- **Work request**:
Return every record in full. Match each one exactly.
__________
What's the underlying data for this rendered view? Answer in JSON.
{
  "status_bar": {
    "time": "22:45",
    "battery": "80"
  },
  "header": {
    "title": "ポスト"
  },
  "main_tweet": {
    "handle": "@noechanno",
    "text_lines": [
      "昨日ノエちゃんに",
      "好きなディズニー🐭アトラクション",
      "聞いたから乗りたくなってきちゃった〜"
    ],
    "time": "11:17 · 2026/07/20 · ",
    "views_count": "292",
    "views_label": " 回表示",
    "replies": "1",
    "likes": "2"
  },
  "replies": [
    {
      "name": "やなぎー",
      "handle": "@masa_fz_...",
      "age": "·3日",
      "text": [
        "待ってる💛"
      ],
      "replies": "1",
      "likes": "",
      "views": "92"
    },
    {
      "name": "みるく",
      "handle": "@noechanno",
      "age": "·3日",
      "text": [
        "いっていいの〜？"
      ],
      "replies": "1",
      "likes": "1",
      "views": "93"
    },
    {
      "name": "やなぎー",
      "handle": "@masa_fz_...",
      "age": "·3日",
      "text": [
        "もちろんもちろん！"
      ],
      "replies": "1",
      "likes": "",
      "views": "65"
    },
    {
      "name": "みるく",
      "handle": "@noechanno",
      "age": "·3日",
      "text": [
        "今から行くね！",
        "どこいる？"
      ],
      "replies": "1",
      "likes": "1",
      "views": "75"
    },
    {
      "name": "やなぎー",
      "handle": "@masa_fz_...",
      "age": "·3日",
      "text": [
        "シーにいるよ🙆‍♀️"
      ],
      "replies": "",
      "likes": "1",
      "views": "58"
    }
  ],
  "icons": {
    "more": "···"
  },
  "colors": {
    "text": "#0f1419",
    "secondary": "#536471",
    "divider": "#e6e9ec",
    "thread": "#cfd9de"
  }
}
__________
- **Written solution**:
What's the underlying data for this rendered view? Answer in JSON.
{
  "status_bar": {
    "time": "22:45",
    "battery": "80"
  },
  "header": {
    "title": "ポスト"
  },
  "main_tweet": {
    "handle": "@noechanno",
    "text_lines": [
      "昨日ノエちゃんに",
      "好きなディズニー🐭アトラクション",
      "聞いたから乗りたくなってきちゃった〜"
    ],
    "time": "11:17 · 2026/07/20 · ",
    "views_count": "292",
    "views_label": " 回表示",
    "replies": "1",
    "likes": "2"
  },
  "replies": [
    {
      "name": "やなぎー",
      "handle": "@masa_fz_...",
      "age": "·3日",
      "text": [
        "待ってる💛"
      ],
      "replies": "1",
      "likes": "",
      "views": "92"
    },
    {
      "name": "みるく",
      "handle": "@noechanno",
      "age": "·3日",
      "text": [
        "いっていいの〜？"
      ],
      "replies": "1",
      "likes": "1",
      "views": "93"
    },
    {
      "name": "やなぎー",
      "handle": "@masa_fz_...",
      "age": "·3日",
      "text": [
        "もちろんもちろん！"
      ],
      "replies": "1",
      "likes": "",
      "views": "65"
    },
    {
      "name": "みるく",
      "handle": "@noechanno",
      "age": "·3日",
      "text": [
        "今から行くね！",
        "どこいる？"
      ],
      "replies": "1",
      "likes": "1",
      "views": "75"
    },
    {
      "name": "やなぎー",
      "handle": "@masa_fz_...",
      "age": "·3日",
      "text": [
        "シーにいるよ🙆‍♀️"
      ],
      "replies": "",
      "likes": "1",
      "views": "58"
    }
  ],
  "icons": {
    "more": "···"
  },
  "colors": {
    "text": "#0f1419",
    "secondary": "#536471",
    "divider": "#e6e9ec",
    "thread": "#cfd9de"
  }
}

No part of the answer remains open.